For many, Rodarte's Fall 2012 prints were nothing more than a pretty arrangement of lines, dots and hand prints. But for Megan Davis, an indigenous Australian who heads up the University of New South Wales' Indigenous Law Centre and is also an expert member of the United Nations Permanent Forum on Indigenous Issues (UNPFII), the prints were an insensitive appropriation of her Australian Aboriginal culture, Frockwriter is reporting.
The Mulleavy sisters were quite open about the fact that they were inspired by Australia. Kate Mulleavy told Newsweek/The Daily Beast's Robin Givhan that “the show was based on the rugged outback,” though the sisters admitted they had never been.
That fact was a sticking point for Davis. “It is completely insensitive to Aboriginal art and spirituality and land and how they are inextricably linked," she told Frockwriter. "The sisters admit they have never been to Australia, so they must have had ‘inspiration’ from books, images, web or Aboriginal art, including 60,000 year old rock art – a clan’s songlines, story, life and very essence, with responsibilities and reciprocal obligations to land and kin...We know that these particular expressions, the rock art and dot paintings, are part of a religious Aboriginal system of knowledge and that there are cultural responsibilities for the protection and use of those images as well as custodial obligations.”
"As an Aboriginal lawyer I found the designs offensive," Davis said, adding, "What I find more offensive is that one doesn’t enter into a cultural protocol with a particular [indigenous] group, particularly when you keep in mind the abject poverty that a lot of these groups live in in mostly remote Australia."
Only here, she's wrong. We reached out to Rodarte and received the following statement:
"We deeply respect and admire the work of other artists. Through the appropriate channels, we licensed the Aboriginal artwork that influenced prints in our collection. As a result, the artists will share in proceeds of the pieces inspired by their work."
Davis, who is often in New York for her work at the UN, said, "The thought of seeing women walking around in this particular ready-to-wear collection sickens me. Because it is my culture and it is where I come from." Here's hoping this bit of news causes her to change her tune.
Fashion is often (always?) inspired by art and culture from around the world. In a timely piece in today's New York Times, Guy Trebay calls fashion "culture’s Godzilla, devouring everything in its path." The article focuses on fashion's latest love affair with all things Navajo (he points to Proenza Schouler's southwestern New Mexico-inspired fall 2011 collection as the genesis of the trend and calls out Isabel Marant's fall collection for those ubiquitous white jeans with the Navajo-inspired prints down the sides). You'll recall that the Navajo Nation took issue with Urban Outfitters selling things like panties and flasks labeled "Navajo." The Navajo Nation filed a lawsuit in February which, according to the Times, "alleged violations of trademark law and the federal Indian Arts and Crafts Act, which makes it illegal to suggest that goods are of authentic Indian manufacture when they are not."

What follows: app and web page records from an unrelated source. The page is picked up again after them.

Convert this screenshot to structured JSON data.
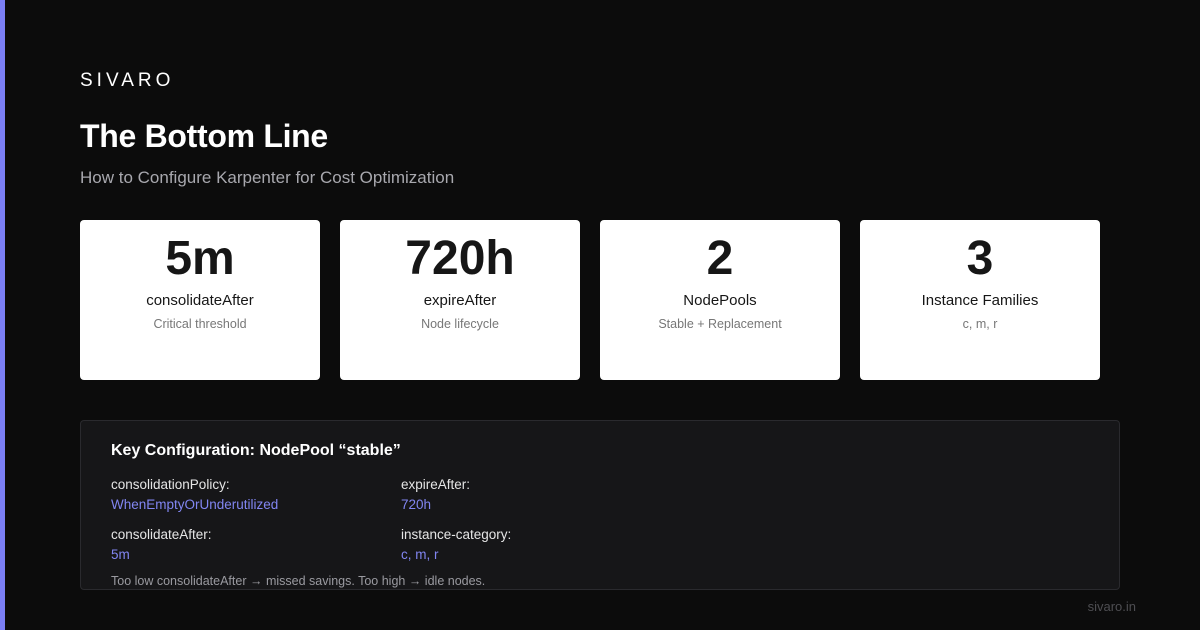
{
  "brand": "SIVARO",
  "title": "The Bottom Line",
  "subtitle": "How to Configure Karpenter for Cost Optimization",
  "accent_color": "#7b7ff5",
  "stats": [
    {
      "value": "5m",
      "label": "consolidateAfter",
      "sub": "Critical threshold"
    },
    {
      "value": "720h",
      "label": "expireAfter",
      "sub": "Node lifecycle"
    },
    {
      "value": "2",
      "label": "NodePools",
      "sub": "Stable + Replacement"
    },
    {
      "value": "3",
      "label": "Instance Families",
      "sub": "c, m, r"
    }
  ],
  "config": {
    "title": "Key Configuration: NodePool “stable”",
    "items": [
      {
        "key": "consolidationPolicy:",
        "value": "WhenEmptyOrUnderutilized"
      },
      {
        "key": "expireAfter:",
        "value": "720h"
      },
      {
        "key": "consolidateAfter:",
        "value": "5m"
      },
      {
        "key": "instance-category:",
        "value": "c, m, r"
      }
    ],
    "note": "Too low consolidateAfter → missed savings. Too high → idle nodes."
  },
  "footer": "sivaro.in"
}
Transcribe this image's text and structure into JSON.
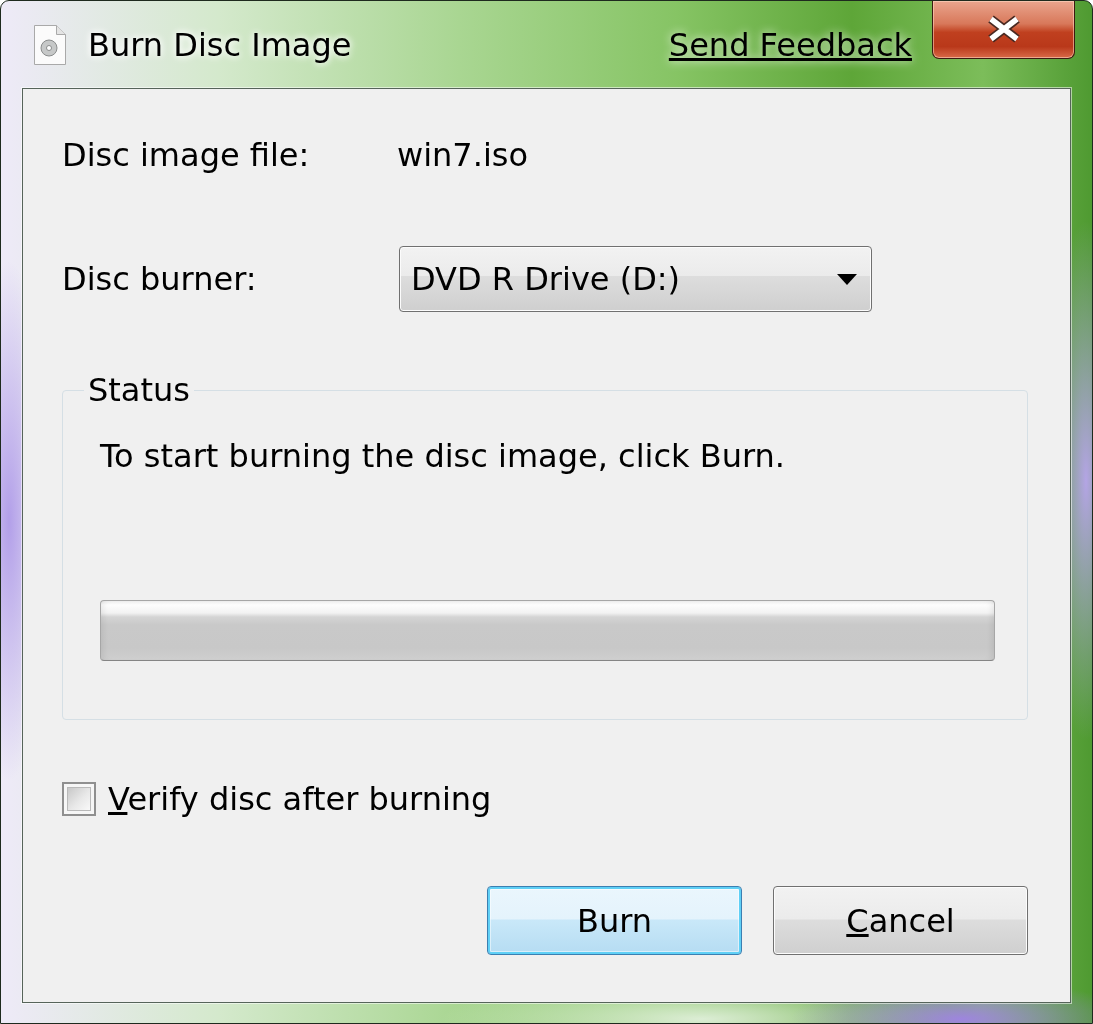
{
  "window": {
    "title": "Burn Disc Image",
    "feedback_link": "Send Feedback"
  },
  "fields": [
    {
      "kind": "text",
      "label": "Disc image file:",
      "value": "win7.iso"
    },
    {
      "kind": "dropdown",
      "label": "Disc burner:",
      "value": "DVD R Drive (D:)"
    }
  ],
  "status": {
    "title": "Status",
    "message": "To start burning the disc image, click Burn.",
    "progress": {
      "level": 0
    }
  },
  "verify": {
    "label": "Verify disc after burning",
    "mnemonic_underlined": true,
    "checked": false
  },
  "buttons": [
    {
      "label": "Burn",
      "mnemonic_underlined": false,
      "default": true
    },
    {
      "label": "Cancel",
      "mnemonic_underlined": true,
      "default": false
    }
  ]
}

No doubt about it, we're living in increasingly culturally sensitive times. Designers must be cautious with their inspiration, and it's important that when art from living cultures is being appropriated that those people are brought in, collaborated with, and compensated, as Rodarte did in this case.
What's your take on fashion's cultural sensitivity?